As far as the performances go, the children play great believable children, but they were all nonprofessionals, chosen to act as themselves. Brad Pitt and Jessica Chastain (the mother) really shine though. It would have been far too easy to depict the father as a cruel tyrant, but Pitt humanizes him, revealing his cruelty to be an aspect of his own weaknesses, or of his attempt to be a better father. He truly wants the best for his son, and loves him just as much as his wife, but that can be forgotten behind the mask of brutality. Chastain, still a fresh face, is fantastic. Her radiance and sincere stoicism really bring home the essence of her character. She has few lines, but through her silence she says so much.
Many people have compared this film to Kubrick’s 2001, and that comparison is warranted. But it seems to me more like the work of Russian filmmaker Andrei Tarkovsky (Solaris, Andrei Rublev, The Mirror, Stalker). Both Tarkovsky and Malick are dealing with our experience of time through elliptical editing, and relationship with natural, through visual cinematography. But perhaps even more than that, Malick (like Tarkovsky and Kubrick, both) is honing in on the grandest of issues, like our relationship with the universe, how the minuteness of our lives plays out cosmically. He is dealing with the question of why there is something, when there could just as easily have been nothing.

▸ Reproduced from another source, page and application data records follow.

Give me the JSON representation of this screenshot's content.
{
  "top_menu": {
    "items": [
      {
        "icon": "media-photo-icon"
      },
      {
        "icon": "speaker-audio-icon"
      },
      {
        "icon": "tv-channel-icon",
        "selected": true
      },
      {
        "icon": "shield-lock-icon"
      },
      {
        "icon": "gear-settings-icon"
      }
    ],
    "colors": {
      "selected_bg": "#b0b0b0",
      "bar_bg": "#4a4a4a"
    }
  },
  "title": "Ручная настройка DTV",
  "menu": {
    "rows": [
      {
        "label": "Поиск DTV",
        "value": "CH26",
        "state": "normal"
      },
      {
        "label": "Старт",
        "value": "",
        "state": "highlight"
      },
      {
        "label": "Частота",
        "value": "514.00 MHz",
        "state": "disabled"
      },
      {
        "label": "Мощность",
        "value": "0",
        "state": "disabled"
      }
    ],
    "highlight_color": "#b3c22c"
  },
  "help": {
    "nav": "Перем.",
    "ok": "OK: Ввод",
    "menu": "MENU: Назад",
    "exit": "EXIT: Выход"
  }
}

But these are the questions that have no real answers, at least none that really satisfy, only new and more profound ways of asking them. Where Malick succeeds in satisfying us is in giving us a story that is universal. It is the story of every person that has ever loved or suffered, which is to say that it is all of our stories. The particulars (e.g. names, places, times) are hidden behind clouds of DDT or behemoths of glass and steel for a reason. This city is every city. This childhood is every childhood. This life is every life.